Plastic-to-diesel plant coming to Nova Scotia
The build is expected to be completed in December 2017 and the first fuel output delivered by early 2018.
Renewable waste companies PK Clean Technologies Inc. and Sustane Technologies Inc. have executed an Engineering, Procurement, and Construction (EPC) contract to install a plastic-to-synthetic diesel plant in Chester, N.S.
The build is expected to be completed in December 2017 and the first fuel output delivered by early 2018. PK Clean, which is headquartered in Salt Lake City, Utah, is supplying the technology to Halifax-based Sustane, which is in the process of building an advanced materials separation facility to extract the plastic required from municipal solid waste (MSW) for conversion to synthetic diesel, as well as recover biomass pellets from the organic waste. The Sustane facility will have the capacity to process 70,000 tonnes per annum of MSW which will be diverted from the Chester Municipality landfill.
The plastic to fuel plant will have a throughput capability of 3,500 tonnes of mixed end-of-life plastics per annum that will produce up to 3,150,000 litres of synthetic fuel.
“The plastics recycling landscape has gone through significant changes globally – and much of it hasn’t been positive,” said Priyanka Bakaya, founder and CEO of PK Clean. “Environmentally conscious people are separating their plastics and want to recycle as much as possible but most plastic still isn’t being recycled. We aim to offer a value-added solution for this difficult to recycle material and divert it from our landfills, waterways and our oceans.”
The PK Clean technology involves the thermal degradation of the waste plastic in the absence of oxygen. The plastic transforms into a hydrocarbon vapour that is then condensed to create a fuel with similar properties to diesel.
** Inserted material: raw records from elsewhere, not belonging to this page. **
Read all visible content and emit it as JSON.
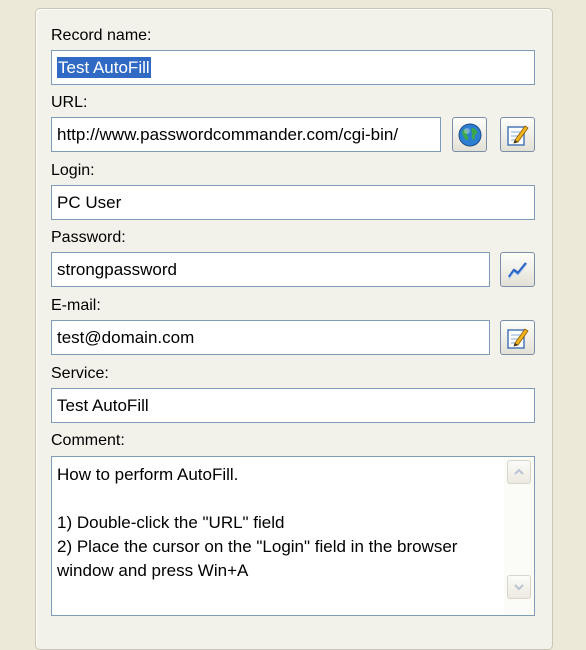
{
  "form": {
    "record_name": {
      "label": "Record name:",
      "value": "Test AutoFill"
    },
    "url": {
      "label": "URL:",
      "value": "http://www.passwordcommander.com/cgi-bin/"
    },
    "login": {
      "label": "Login:",
      "value": "PC User"
    },
    "password": {
      "label": "Password:",
      "value": "strongpassword"
    },
    "email": {
      "label": "E-mail:",
      "value": "test@domain.com"
    },
    "service": {
      "label": "Service:",
      "value": "Test AutoFill"
    },
    "comment": {
      "label": "Comment:",
      "value": "How to perform AutoFill.\n\n1) Double-click the \"URL\" field\n2) Place the cursor on the \"Login\" field in the browser window and press Win+A"
    }
  },
  "icons": {
    "open_url": "globe-icon",
    "edit_url": "edit-icon",
    "password_generator": "password-generator-icon",
    "edit_email": "edit-icon",
    "scroll_up": "scroll-up-arrow-icon",
    "scroll_down": "scroll-down-arrow-icon"
  },
  "colors": {
    "window_bg": "#ece9d8",
    "field_border": "#7f9db9",
    "selection": "#316ac5"
  }
}
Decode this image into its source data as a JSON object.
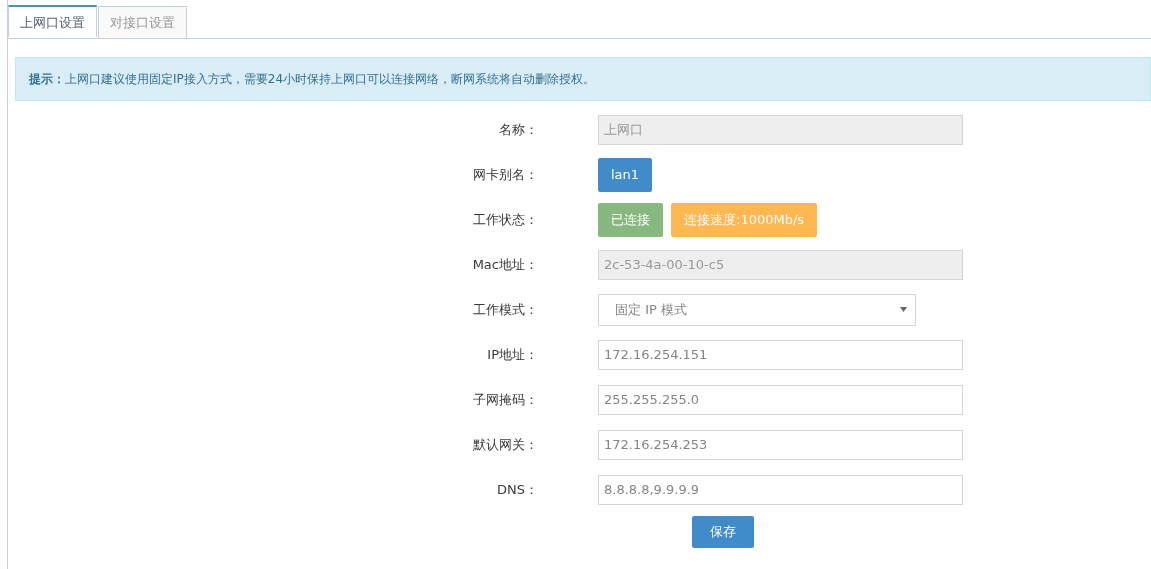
{
  "tabs": [
    {
      "label": "上网口设置",
      "selected": true
    },
    {
      "label": "对接口设置",
      "selected": false
    }
  ],
  "alert": {
    "text": "**提示：**上网口建议使用固定IP接入方式，需要24小时保持上网口可以连接网络，断网系统将自动删除授权。"
  },
  "form": {
    "rows": [
      {
        "label": "名称：",
        "kind": "input",
        "value": "上网口",
        "disabled": true
      },
      {
        "label": "网卡别名：",
        "kind": "badges",
        "badges": [
          {
            "text": "lan1",
            "color": "#428bca"
          }
        ]
      },
      {
        "label": "工作状态：",
        "kind": "badges",
        "badges": [
          {
            "text": "已连接",
            "color": "#87b87f"
          },
          {
            "text": "连接速度:1000Mb/s",
            "color": "#ffb752"
          }
        ]
      },
      {
        "label": "Mac地址：",
        "kind": "input",
        "value": "2c-53-4a-00-10-c5",
        "disabled": true
      },
      {
        "label": "工作模式：",
        "kind": "select",
        "value": "固定 IP 模式"
      },
      {
        "label": "IP地址：",
        "kind": "input",
        "value": "172.16.254.151",
        "disabled": false
      },
      {
        "label": "子网掩码：",
        "kind": "input",
        "value": "255.255.255.0",
        "disabled": false
      },
      {
        "label": "默认网关：",
        "kind": "input",
        "value": "172.16.254.253",
        "disabled": false
      },
      {
        "label": "DNS：",
        "kind": "input",
        "value": "8.8.8.8,9.9.9.9",
        "disabled": false
      }
    ],
    "submit": "保存"
  }
}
PK Clean will complete all of the design work and manufacturing at its headquarters in Salt Lake City.
The Sustane technology separates MSW into high value recyclable materials which include metals, aggregate, clean biomass pellets and plastic for transformation into synthetic diesel.
“We look forward to the Chester site being operational next year and we are working with three new sites within North America to source an additional 300,000 tons of MSW per annum that has the potential to produce 40 million litres of synthetic fuel in addition to biomass and recyclables,” said Peter Vinall, co-founder and president of Sustane.